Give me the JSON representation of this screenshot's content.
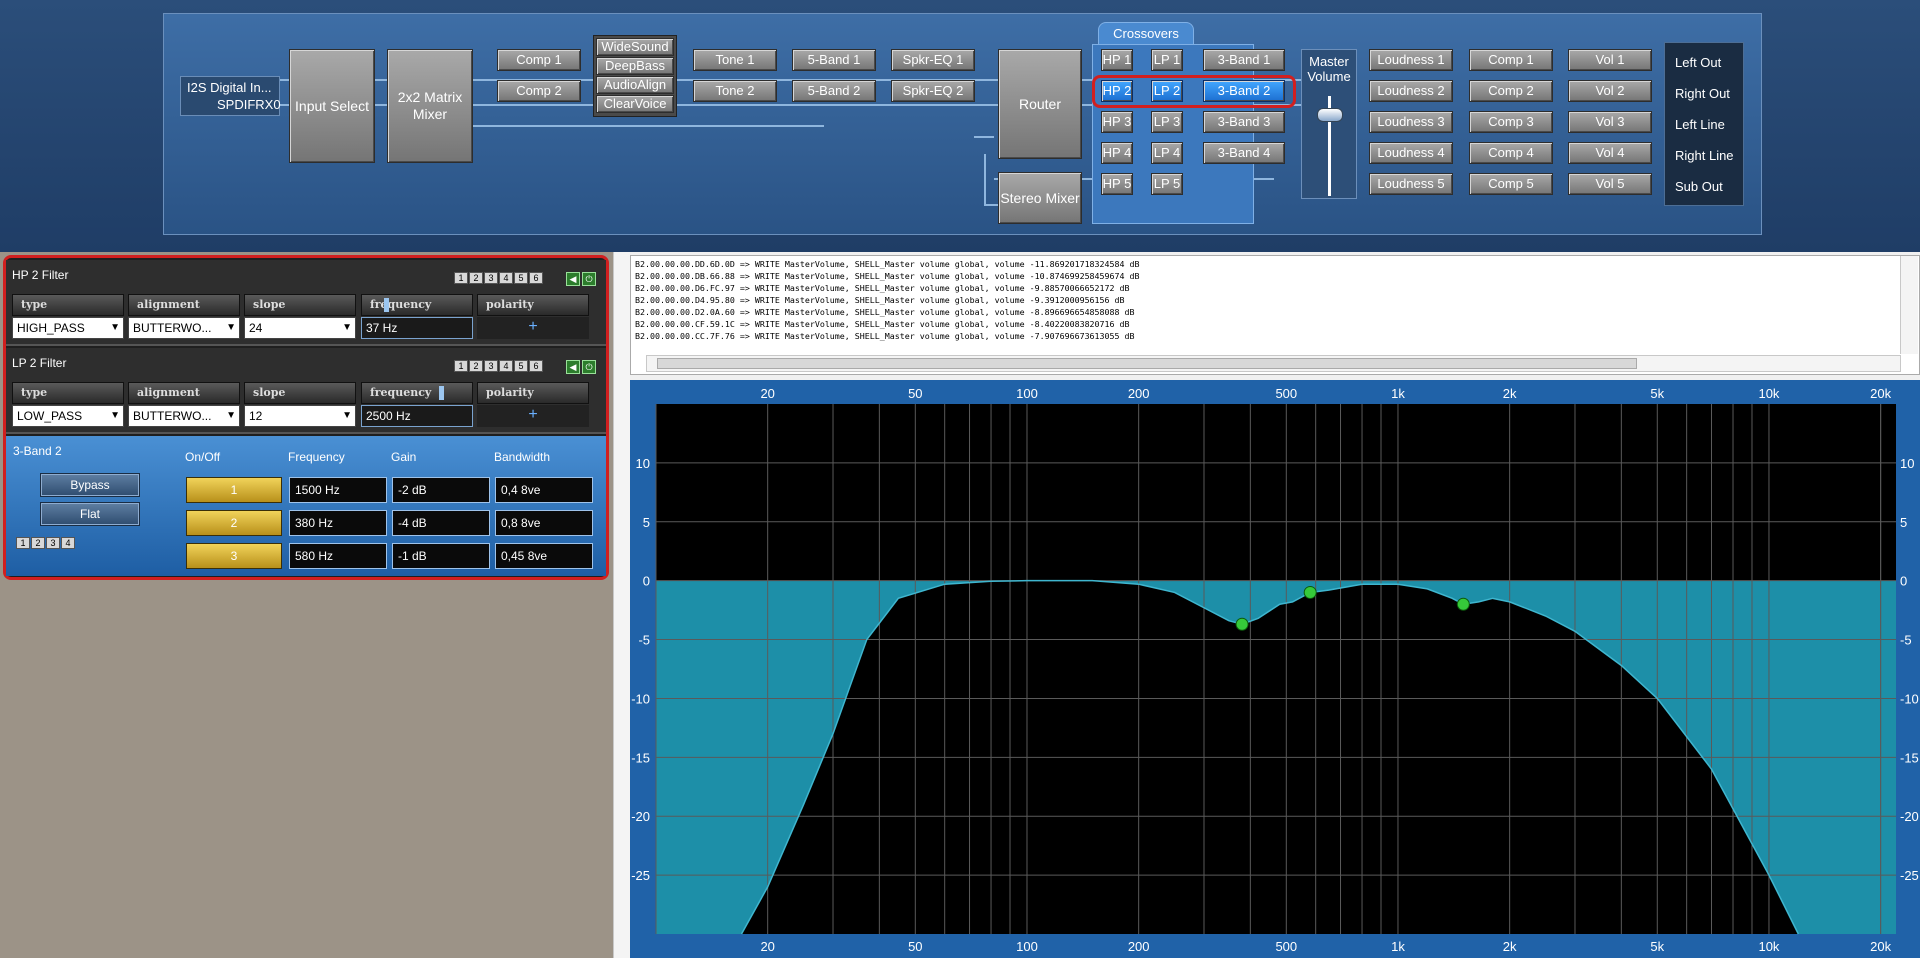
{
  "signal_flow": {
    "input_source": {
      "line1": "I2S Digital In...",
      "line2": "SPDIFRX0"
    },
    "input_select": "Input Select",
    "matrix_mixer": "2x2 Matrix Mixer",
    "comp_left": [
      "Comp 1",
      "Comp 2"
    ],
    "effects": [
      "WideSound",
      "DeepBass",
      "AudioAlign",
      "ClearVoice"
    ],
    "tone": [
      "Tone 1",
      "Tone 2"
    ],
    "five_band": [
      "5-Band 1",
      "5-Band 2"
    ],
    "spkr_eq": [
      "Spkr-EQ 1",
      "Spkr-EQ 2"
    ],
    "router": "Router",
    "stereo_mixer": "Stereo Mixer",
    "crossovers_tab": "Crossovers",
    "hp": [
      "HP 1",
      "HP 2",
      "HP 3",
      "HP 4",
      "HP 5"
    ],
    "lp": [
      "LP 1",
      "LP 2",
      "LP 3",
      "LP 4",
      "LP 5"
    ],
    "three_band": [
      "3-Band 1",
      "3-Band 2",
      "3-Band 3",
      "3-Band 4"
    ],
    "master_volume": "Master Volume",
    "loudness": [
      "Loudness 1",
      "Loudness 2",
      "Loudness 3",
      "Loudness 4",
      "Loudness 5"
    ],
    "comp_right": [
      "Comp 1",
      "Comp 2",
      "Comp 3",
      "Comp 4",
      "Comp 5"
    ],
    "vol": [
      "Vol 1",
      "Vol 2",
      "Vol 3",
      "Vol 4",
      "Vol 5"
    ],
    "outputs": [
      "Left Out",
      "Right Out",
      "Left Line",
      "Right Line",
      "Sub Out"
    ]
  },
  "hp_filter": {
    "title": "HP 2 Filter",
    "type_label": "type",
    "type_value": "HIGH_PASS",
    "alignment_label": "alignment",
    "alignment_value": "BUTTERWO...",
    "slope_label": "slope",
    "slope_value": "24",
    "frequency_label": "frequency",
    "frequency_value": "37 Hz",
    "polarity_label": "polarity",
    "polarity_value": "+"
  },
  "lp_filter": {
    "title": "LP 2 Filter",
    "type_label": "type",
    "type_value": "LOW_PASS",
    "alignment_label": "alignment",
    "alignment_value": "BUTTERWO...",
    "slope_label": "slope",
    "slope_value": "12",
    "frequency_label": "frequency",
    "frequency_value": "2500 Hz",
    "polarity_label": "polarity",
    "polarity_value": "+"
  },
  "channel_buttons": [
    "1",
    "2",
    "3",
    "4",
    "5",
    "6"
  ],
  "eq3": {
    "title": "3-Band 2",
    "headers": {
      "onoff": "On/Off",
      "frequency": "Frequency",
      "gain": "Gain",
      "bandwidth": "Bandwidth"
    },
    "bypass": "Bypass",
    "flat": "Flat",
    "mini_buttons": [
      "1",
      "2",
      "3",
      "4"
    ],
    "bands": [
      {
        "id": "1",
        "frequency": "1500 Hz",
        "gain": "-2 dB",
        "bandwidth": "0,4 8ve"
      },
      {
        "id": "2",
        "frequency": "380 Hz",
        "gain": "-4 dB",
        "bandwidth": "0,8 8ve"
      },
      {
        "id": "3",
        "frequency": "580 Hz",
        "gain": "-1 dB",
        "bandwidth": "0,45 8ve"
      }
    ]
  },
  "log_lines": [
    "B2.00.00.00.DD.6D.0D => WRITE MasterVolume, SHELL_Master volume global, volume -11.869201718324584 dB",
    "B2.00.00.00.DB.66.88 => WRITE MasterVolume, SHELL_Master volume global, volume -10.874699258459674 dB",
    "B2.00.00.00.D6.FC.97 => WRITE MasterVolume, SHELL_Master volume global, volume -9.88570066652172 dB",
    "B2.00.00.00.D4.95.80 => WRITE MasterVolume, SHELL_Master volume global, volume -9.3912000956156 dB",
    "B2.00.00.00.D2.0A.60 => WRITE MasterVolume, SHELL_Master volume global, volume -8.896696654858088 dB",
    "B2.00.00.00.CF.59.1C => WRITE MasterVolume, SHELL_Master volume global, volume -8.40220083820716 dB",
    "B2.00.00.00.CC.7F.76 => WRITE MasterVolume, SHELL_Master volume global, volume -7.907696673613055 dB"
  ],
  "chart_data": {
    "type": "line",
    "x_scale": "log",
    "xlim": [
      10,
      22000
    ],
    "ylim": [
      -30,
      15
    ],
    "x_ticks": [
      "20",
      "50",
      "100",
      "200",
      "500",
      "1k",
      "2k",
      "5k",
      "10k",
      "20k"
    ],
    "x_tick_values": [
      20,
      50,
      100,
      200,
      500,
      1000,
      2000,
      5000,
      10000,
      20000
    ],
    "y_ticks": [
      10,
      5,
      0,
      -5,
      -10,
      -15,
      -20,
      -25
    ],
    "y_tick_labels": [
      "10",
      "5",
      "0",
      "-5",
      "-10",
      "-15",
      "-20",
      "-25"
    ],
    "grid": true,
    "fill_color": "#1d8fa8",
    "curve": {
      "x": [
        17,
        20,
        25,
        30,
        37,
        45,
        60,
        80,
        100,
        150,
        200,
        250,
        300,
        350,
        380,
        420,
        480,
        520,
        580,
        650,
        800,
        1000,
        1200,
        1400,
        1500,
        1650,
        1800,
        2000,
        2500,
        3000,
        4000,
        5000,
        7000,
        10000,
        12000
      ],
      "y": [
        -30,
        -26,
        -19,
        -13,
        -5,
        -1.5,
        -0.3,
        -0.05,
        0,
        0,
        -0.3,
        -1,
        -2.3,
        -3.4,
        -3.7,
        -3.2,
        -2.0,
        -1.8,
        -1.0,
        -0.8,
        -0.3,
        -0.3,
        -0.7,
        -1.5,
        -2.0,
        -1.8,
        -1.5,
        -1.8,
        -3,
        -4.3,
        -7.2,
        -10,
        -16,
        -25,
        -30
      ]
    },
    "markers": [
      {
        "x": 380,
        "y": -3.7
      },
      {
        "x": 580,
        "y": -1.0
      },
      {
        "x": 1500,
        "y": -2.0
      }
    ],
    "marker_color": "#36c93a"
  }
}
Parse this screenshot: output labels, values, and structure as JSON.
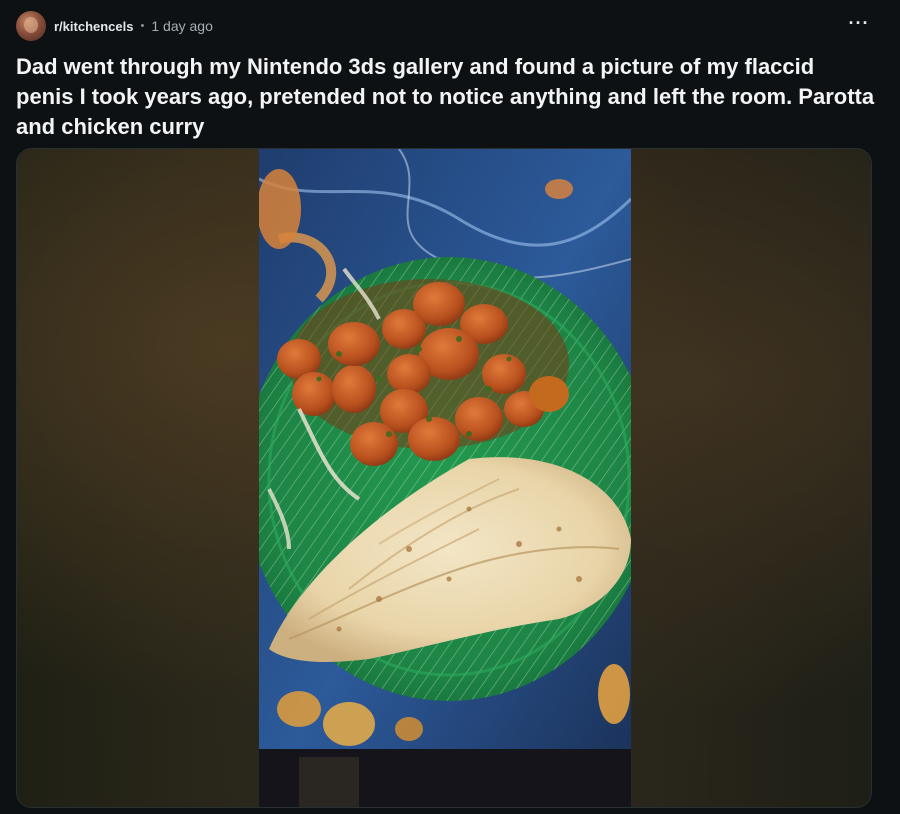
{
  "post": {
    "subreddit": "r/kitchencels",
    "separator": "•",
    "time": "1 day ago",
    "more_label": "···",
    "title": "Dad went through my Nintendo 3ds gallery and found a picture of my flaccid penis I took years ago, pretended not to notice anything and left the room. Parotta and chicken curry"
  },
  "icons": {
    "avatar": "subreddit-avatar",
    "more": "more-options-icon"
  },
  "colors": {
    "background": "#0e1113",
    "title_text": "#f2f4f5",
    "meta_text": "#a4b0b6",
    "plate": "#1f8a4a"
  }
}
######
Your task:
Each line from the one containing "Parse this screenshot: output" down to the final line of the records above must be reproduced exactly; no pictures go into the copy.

Result below:
Parse this screenshot: output labels, values, and structure as JSON.
{
  "post": {
    "subreddit": "r/kitchencels",
    "separator": "•",
    "time": "1 day ago",
    "more_label": "···",
    "title": "Dad went through my Nintendo 3ds gallery and found a picture of my flaccid penis I took years ago, pretended not to notice anything and left the room. Parotta and chicken curry"
  },
  "icons": {
    "avatar": "subreddit-avatar",
    "more": "more-options-icon"
  },
  "colors": {
    "background": "#0e1113",
    "title_text": "#f2f4f5",
    "meta_text": "#a4b0b6",
    "plate": "#1f8a4a"
  }
}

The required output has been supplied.